The High Court has decided that a faith school’s segregation of girls and boys when they reach a certain age does not amount to less favourable treatment and therefore no direct discrimination occurred in this case. Given that there was no distinction between the opportunities afforded to the girls and boys to interact with each other, it could not be said that one sex was treated less favourably than the other.

The argument that segregation in a faith school generates a feeling of inferiority as to the status of females in the community is too broad and sweeping an assertion to make in a multi-cultural society, where segregation is not enforced but chosen by parents. (The Interim Executive Board of X School v HM Chief Inspector of Education, Children’s Services and Skills [2016] EWHC 2813.)


X is a voluntary aided faith school for boys and girls aged between four and 16. It has an Islamic ethos and for religious reasons separates boys and girls from Year 5 onwards (when they are aged nine and above) for lessons, trips, breaks and lunchtimes.

In June 2016, Ofsted inspected X and later submitted to X a draft of its report that it proposed to publish. The report rated X as inadequate and cited a number of concerns about its leadership and management, among other things. The report included criticism of X’s segregation policy. However, this policy was well known to parents and reflected its Islamic ethos, which in X’s view discourages the mixing of genders in this age group.

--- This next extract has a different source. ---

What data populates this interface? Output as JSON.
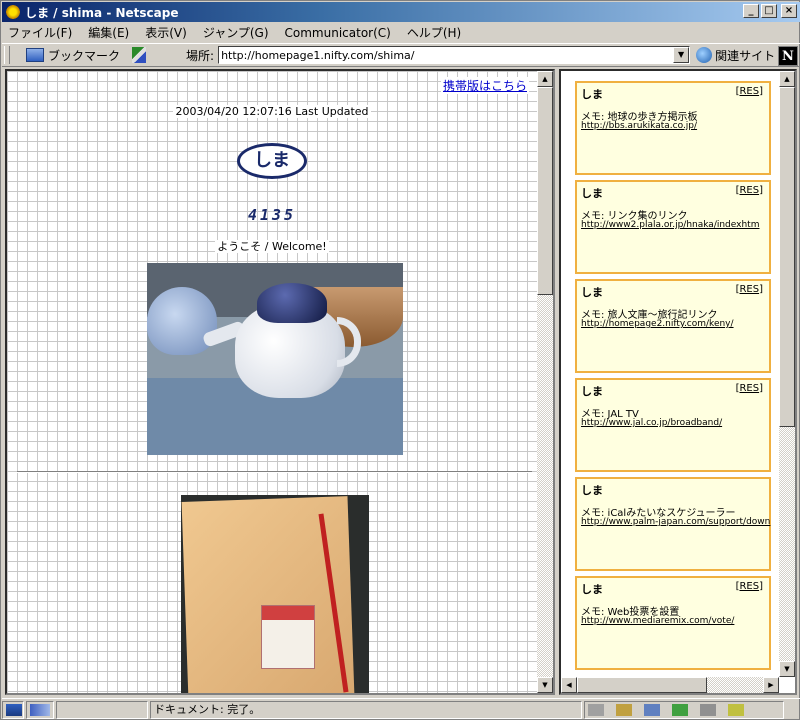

Ofsted took the view that it limited pupils’ social development, and the extent to which they would be prepared for interaction with the opposite sex on leaving school. The draft report noted this and pointed out that the school had not considered “how to mitigate the potentially negative impact of this practice on pupils’ chances to develop into socially confident individuals with peers from the opposite gender”. Ofsted took the view that this gender segregation was unlawful under the Equality Act 2010. However, there was no suggestion that either boys or girls received a different or qualitatively poorer level of education than the other.

X brought a judicial review challenge in respect of Ofsted’s proposed report. Among other things, it argued that Ofsted was wrong in its view that sex segregation was unlawfully discriminatory under the Equality Act 2010.

Although this case concerns discrimination in the context of a school/education and not employment, the principles involved are useful to note.

Share this article

<i class=